» DATA UNDER STUDY:
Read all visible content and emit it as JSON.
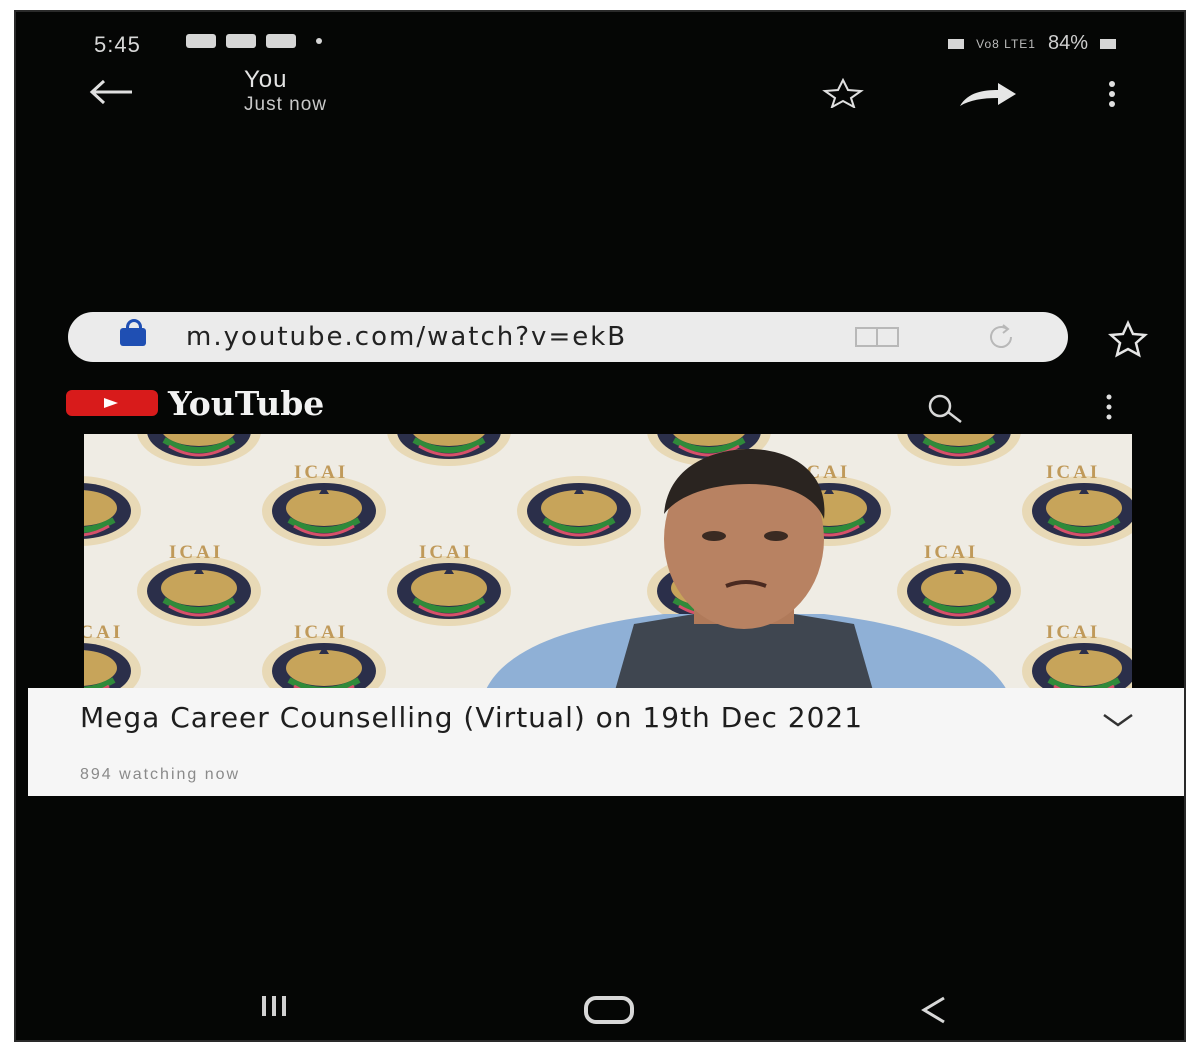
{
  "status_bar": {
    "time": "5:45",
    "network": "Vo8 LTE1",
    "battery": "84%"
  },
  "header": {
    "title": "You",
    "subtitle": "Just now"
  },
  "browser": {
    "url": "m.youtube.com/watch?v=ekB"
  },
  "youtube": {
    "brand": "YouTube",
    "watermark_text": "ICAI",
    "video_title": "Mega Career Counselling (Virtual) on 19th Dec 2021",
    "viewers": "894 watching now"
  },
  "colors": {
    "youtube_red": "#d81b1b",
    "lock_blue": "#1f4fb3",
    "background": "#050605"
  },
  "icons": [
    "back-arrow-icon",
    "star-icon",
    "share-icon",
    "more-vertical-icon",
    "lock-icon",
    "reader-mode-icon",
    "reload-icon",
    "search-icon",
    "chevron-down-icon",
    "recent-apps-icon",
    "home-icon",
    "nav-back-icon"
  ]
}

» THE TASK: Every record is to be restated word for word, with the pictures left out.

» TASK ANSWER:
Read all visible content and emit it as JSON.
{
  "status_bar": {
    "time": "5:45",
    "network": "Vo8 LTE1",
    "battery": "84%"
  },
  "header": {
    "title": "You",
    "subtitle": "Just now"
  },
  "browser": {
    "url": "m.youtube.com/watch?v=ekB"
  },
  "youtube": {
    "brand": "YouTube",
    "watermark_text": "ICAI",
    "video_title": "Mega Career Counselling (Virtual) on 19th Dec 2021",
    "viewers": "894 watching now"
  },
  "colors": {
    "youtube_red": "#d81b1b",
    "lock_blue": "#1f4fb3",
    "background": "#050605"
  },
  "icons": [
    "back-arrow-icon",
    "star-icon",
    "share-icon",
    "more-vertical-icon",
    "lock-icon",
    "reader-mode-icon",
    "reload-icon",
    "search-icon",
    "chevron-down-icon",
    "recent-apps-icon",
    "home-icon",
    "nav-back-icon"
  ]
}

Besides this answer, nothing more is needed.